### Task directions
Return every line from the records below that has the word "Contacts".

Saved data entries:
- Opening Delimiter -
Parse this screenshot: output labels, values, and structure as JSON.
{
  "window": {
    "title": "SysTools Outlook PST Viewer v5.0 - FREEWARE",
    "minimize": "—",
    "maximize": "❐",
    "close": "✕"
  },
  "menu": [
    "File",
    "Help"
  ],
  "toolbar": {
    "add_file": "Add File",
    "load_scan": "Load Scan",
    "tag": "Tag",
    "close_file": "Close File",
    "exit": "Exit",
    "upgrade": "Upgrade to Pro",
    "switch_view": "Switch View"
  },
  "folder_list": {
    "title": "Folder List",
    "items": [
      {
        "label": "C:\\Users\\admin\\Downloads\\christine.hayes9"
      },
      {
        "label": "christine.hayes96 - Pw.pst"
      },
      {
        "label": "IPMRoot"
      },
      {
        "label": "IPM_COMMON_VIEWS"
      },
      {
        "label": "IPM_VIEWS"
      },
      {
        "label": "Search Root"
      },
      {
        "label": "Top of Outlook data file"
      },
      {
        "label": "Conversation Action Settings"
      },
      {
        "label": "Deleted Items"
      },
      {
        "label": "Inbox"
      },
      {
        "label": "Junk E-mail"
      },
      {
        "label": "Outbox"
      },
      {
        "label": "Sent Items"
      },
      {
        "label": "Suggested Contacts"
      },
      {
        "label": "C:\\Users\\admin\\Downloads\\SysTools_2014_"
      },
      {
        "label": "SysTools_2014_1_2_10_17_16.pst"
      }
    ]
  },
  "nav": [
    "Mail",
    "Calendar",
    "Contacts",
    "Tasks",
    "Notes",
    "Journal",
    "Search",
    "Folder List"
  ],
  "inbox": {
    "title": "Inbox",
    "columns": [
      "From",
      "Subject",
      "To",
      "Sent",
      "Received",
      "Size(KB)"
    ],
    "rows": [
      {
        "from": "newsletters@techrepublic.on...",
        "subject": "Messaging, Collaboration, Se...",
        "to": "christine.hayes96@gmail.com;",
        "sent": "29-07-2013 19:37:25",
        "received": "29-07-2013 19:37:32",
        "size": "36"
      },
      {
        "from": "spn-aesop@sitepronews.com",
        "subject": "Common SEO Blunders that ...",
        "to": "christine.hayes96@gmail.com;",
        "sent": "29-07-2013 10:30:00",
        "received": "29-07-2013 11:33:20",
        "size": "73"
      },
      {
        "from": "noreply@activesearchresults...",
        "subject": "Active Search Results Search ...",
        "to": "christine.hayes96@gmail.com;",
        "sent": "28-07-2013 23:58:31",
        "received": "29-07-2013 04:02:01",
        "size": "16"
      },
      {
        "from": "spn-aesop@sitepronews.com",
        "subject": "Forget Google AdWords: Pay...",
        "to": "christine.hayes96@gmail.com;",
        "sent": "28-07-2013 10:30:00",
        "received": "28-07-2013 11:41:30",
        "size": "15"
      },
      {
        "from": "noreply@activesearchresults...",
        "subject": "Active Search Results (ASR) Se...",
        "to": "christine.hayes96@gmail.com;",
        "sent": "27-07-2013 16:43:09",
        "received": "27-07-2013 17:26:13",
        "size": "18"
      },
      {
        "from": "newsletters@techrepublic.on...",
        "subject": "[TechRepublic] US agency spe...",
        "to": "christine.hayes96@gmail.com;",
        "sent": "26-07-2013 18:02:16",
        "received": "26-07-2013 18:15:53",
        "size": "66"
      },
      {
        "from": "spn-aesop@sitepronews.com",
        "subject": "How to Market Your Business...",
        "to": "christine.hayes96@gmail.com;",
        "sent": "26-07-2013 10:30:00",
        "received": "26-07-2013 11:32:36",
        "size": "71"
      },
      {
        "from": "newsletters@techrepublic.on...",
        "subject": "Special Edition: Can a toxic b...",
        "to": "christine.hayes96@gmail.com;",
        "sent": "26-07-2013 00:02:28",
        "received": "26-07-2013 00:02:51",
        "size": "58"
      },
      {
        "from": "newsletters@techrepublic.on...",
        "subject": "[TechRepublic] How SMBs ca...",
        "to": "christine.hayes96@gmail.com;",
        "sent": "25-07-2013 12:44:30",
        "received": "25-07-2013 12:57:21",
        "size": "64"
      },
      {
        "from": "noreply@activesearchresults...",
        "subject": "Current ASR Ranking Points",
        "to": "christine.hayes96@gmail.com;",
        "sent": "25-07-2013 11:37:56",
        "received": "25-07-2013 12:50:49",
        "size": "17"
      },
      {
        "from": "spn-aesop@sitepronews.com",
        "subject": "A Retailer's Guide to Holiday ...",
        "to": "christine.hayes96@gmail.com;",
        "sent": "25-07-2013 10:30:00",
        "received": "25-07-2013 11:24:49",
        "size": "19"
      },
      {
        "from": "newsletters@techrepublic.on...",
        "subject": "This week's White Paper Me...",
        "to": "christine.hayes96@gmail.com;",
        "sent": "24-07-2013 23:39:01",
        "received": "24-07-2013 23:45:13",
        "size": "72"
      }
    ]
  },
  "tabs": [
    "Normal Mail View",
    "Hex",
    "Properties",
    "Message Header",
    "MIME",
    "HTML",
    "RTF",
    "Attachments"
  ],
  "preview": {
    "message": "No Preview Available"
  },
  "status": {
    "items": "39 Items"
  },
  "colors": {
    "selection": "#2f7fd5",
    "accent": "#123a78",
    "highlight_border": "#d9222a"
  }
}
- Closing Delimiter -
### Exercise solution
        "label": "Suggested Contacts"
    "Contacts",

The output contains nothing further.